All of the people mentioned and their inventions are stories in themselves, comparable with the first tire industry pioneers. Looking back, it is the people who are remembered and the working environment they created that encouraged freedom of expression.
Leaving research to manage Dunlop’s tire evaluation departments created the opportunity for me to work with the Motor Industry Research Association (MIRA) in a joint development of its proving ground. This led to the building of one of the first dry-handling circuits and later one of the first wet-handling circuits. Being head of tire evaluation was an enjoyable experience and was followed by my becoming general manager of truck tire development. Here I quickly learned that truck tires are some of the most challenging tire products. The different service conditions, the requirement for the casing to be retreaded more than once, and the need for maximum mileage in the first lifecycle demand the best of tire design and materials.
In 1989 I rejoined the Tyre Research department as research director, expanding the research program with collaborative projects reflecting the way research was expanding over a range of topics. In 1994 I was appointed technical director, retiring in 1999.
The changes in tire and material design during the coming years are already being conceived through the greater accuracy of computer modeling of the tire within its road and vehicle environment, together with the ability to see and model polymer and filler behavior on the nano scale. No doubt other established and new compounding ingredients will soon be the subject of future in-depth studies as we search for better-performing, sustainable and replenishable raw materials.

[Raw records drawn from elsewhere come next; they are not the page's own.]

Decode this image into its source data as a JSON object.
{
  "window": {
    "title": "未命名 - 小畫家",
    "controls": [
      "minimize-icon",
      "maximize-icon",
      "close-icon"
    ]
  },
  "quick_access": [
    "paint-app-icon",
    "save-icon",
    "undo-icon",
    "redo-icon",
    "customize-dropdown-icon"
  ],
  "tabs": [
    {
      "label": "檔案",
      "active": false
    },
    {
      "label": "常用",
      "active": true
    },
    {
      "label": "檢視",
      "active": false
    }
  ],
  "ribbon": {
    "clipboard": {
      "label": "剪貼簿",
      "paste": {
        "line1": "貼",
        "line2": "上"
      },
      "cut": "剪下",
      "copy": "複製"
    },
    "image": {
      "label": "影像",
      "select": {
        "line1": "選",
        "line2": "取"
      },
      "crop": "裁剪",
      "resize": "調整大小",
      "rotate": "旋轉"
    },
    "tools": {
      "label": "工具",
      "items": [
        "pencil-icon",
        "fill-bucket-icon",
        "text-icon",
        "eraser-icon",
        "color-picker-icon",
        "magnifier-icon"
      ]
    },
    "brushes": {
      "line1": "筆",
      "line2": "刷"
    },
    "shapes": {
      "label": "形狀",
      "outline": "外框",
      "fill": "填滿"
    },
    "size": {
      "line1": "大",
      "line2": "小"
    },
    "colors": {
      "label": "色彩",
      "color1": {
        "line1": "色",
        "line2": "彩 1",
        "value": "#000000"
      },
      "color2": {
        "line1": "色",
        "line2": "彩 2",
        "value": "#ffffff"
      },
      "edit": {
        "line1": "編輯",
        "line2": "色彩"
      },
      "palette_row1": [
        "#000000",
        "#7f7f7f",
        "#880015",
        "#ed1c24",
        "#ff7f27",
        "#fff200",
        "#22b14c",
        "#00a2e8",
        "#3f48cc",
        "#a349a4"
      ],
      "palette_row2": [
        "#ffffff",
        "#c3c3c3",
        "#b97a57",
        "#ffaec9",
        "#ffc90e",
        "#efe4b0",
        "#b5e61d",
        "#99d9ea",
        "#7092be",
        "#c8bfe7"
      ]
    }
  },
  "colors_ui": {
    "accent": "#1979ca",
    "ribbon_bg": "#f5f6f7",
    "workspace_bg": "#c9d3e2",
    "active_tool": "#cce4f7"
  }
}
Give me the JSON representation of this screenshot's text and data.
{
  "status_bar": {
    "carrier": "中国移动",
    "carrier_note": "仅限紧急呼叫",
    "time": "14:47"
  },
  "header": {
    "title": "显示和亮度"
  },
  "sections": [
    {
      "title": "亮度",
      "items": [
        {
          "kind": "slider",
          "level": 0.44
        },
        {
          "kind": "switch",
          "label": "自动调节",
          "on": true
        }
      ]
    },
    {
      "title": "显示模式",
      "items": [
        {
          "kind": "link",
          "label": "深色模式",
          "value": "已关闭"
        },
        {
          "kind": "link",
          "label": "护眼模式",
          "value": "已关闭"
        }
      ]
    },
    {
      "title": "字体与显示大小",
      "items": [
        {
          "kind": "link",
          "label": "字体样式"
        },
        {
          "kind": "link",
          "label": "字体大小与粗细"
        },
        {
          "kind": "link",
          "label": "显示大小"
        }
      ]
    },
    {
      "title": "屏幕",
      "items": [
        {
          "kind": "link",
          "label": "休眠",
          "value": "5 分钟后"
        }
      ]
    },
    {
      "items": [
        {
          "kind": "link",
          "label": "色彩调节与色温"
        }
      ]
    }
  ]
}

I hope we will see lighter tires, tires created with new concepts of design construction enabled by the greater theoretical understanding of the tire and the availability of new materials and combinations of new materials. Such a tire will have a built-in runflat ability. The tire will act as the key vehicle sensor to determine the appropriate operational behavior of the vehicle, and the tire will of course be able to monitor its own performance during its service lifetime. Certainly tires will not have the same compounds, tread designs or construction design as they have today, and I hope it will not be long before raw material and compounding advances enable the tire to last the average service life of a vehicle. Perhaps this is one of two or three of the big steps forward toward a greener vehicle.
It is my hope that tire performance will be assessed by different parameters, and the product will re-establish itself as the key vehicle component and justify its enhanced value based on its technical merits and hence its commercial value.
Looking back through my career and writings over the past 55 years there seem to have been two themes. The first is vehicle safety. Even today the record of annual road accident statistics is terrible, despite the many significant developments that have been achieved. The human cost and the impact on national budgets suggests that much more needs to be done as quickly as possible. It may be the cost of road transport accidents that will drive the radical changes in vehicle engineering we are now beginning to see.
The second theme seems to be one of creating the environment for innovation and rewarding the innovators. These are the lifeblood of any growing industry. Of course, good science also needs good management. It is believed to be John Ruskin who said, “There is hardly anything in this world that some man cannot make a little worse and sell a little more cheaply. The person who buys on price alone is this man’s lawful prey.” I fervently believe in the need for further scientific advances in tire technology. There is no finishing line in the race to excellence.